▶ **WORK REQUIRED**:
Every line in the data below that holds "message" should be found and copied.

▶ **ENTRIES SHOWN**:
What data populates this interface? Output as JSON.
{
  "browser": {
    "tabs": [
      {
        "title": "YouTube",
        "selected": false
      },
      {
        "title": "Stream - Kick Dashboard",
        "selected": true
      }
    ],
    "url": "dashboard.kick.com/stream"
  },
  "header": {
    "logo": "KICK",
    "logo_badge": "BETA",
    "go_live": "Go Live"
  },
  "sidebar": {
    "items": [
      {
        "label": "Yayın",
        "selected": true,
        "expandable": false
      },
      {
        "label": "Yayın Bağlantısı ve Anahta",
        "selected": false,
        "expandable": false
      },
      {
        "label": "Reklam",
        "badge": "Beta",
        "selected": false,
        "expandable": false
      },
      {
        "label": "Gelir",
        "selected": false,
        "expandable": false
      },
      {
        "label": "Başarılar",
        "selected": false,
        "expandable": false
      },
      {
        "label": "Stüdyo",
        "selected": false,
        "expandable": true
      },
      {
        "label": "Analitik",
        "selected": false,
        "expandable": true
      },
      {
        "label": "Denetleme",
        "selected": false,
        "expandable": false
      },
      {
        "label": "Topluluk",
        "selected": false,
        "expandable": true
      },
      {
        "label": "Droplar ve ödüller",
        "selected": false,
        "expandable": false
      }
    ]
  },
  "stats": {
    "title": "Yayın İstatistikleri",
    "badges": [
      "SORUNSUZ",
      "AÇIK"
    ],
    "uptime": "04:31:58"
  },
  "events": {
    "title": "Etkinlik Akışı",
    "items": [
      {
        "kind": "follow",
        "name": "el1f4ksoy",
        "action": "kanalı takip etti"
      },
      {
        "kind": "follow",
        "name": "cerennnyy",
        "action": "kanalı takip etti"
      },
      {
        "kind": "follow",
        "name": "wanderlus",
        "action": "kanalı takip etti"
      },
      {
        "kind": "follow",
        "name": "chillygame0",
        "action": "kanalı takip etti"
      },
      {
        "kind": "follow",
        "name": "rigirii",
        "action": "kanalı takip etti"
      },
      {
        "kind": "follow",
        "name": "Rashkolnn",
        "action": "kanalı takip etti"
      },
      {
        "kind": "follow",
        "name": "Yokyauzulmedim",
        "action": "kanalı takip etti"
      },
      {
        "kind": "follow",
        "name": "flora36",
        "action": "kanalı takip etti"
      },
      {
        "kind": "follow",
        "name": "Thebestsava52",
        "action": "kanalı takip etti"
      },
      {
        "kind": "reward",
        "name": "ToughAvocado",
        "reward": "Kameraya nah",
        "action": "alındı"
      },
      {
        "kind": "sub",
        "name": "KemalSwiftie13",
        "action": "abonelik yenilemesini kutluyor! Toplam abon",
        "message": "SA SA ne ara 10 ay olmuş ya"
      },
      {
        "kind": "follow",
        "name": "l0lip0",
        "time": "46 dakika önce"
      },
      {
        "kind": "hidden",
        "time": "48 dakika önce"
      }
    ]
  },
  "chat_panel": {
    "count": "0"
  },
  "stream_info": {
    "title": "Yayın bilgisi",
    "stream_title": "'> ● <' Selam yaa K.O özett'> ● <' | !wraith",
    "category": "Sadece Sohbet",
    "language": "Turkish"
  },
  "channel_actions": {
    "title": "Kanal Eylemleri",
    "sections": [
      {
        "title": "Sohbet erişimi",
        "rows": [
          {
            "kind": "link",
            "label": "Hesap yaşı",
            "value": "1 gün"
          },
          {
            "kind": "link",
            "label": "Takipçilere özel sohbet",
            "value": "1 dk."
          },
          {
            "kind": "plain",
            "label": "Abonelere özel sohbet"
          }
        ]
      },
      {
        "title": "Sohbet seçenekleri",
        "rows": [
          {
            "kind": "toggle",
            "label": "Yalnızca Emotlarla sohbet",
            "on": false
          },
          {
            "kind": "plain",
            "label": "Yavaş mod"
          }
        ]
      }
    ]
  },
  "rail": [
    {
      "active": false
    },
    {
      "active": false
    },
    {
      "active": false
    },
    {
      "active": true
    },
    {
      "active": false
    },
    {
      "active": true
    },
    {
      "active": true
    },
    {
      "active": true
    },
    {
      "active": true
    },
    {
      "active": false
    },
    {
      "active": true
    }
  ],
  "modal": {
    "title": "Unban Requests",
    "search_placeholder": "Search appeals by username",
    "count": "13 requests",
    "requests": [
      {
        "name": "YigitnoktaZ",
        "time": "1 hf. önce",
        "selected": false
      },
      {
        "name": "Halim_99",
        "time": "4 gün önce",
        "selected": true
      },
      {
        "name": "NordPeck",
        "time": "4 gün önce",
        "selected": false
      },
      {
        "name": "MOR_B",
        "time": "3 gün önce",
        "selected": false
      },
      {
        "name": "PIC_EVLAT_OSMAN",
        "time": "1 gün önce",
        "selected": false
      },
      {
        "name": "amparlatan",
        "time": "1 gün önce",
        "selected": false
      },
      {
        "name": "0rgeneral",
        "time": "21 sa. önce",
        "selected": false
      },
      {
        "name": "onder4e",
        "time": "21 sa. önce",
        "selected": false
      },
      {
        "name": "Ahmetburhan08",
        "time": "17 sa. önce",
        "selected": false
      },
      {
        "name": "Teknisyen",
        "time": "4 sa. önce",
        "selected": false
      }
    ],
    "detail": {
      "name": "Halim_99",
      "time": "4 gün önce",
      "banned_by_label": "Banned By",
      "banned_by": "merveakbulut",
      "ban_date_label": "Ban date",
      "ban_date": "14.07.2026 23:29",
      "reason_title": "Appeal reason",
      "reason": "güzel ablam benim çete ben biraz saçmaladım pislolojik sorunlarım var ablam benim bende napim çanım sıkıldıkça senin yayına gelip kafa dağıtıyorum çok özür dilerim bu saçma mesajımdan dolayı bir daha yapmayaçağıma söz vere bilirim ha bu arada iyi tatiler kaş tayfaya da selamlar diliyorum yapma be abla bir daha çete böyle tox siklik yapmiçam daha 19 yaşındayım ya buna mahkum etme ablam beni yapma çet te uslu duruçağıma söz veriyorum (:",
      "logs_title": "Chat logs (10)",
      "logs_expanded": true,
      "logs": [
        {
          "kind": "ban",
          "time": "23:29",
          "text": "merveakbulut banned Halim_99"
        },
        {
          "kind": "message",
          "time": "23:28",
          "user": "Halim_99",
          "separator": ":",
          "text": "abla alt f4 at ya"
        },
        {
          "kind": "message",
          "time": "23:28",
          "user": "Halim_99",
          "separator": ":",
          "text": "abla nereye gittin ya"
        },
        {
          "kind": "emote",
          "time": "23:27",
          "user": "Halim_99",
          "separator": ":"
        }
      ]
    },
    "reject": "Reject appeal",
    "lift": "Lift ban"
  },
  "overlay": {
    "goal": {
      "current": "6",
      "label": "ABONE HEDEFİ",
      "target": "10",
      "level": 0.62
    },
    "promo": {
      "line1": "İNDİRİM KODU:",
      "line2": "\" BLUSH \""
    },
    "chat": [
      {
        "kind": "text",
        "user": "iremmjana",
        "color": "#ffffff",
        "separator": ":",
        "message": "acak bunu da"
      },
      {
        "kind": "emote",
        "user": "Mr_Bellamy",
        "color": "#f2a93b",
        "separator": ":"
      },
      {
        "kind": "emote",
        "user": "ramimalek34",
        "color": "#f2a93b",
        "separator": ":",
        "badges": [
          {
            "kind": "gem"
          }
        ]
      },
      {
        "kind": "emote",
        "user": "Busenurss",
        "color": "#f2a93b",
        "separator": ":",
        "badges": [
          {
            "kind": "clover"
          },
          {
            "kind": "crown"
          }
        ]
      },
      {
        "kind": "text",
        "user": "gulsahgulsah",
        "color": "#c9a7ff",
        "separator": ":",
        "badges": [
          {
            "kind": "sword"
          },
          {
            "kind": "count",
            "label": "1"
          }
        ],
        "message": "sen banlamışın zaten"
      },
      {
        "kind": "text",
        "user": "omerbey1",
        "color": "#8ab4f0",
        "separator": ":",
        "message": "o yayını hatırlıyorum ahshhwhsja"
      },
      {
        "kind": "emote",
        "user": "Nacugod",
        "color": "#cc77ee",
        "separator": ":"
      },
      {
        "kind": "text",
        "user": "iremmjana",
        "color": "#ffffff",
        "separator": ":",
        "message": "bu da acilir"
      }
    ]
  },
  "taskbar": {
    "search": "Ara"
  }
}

▶ **THE ANSWER**:
        "message": "SA SA ne ara 10 ay olmuş ya"
          "kind": "message",
          "kind": "message",
        "message": "acak bunu da"
        "message": "sen banlamışın zaten"
        "message": "o yayını hatırlıyorum ahshhwhsja"
        "message": "bu da acilir"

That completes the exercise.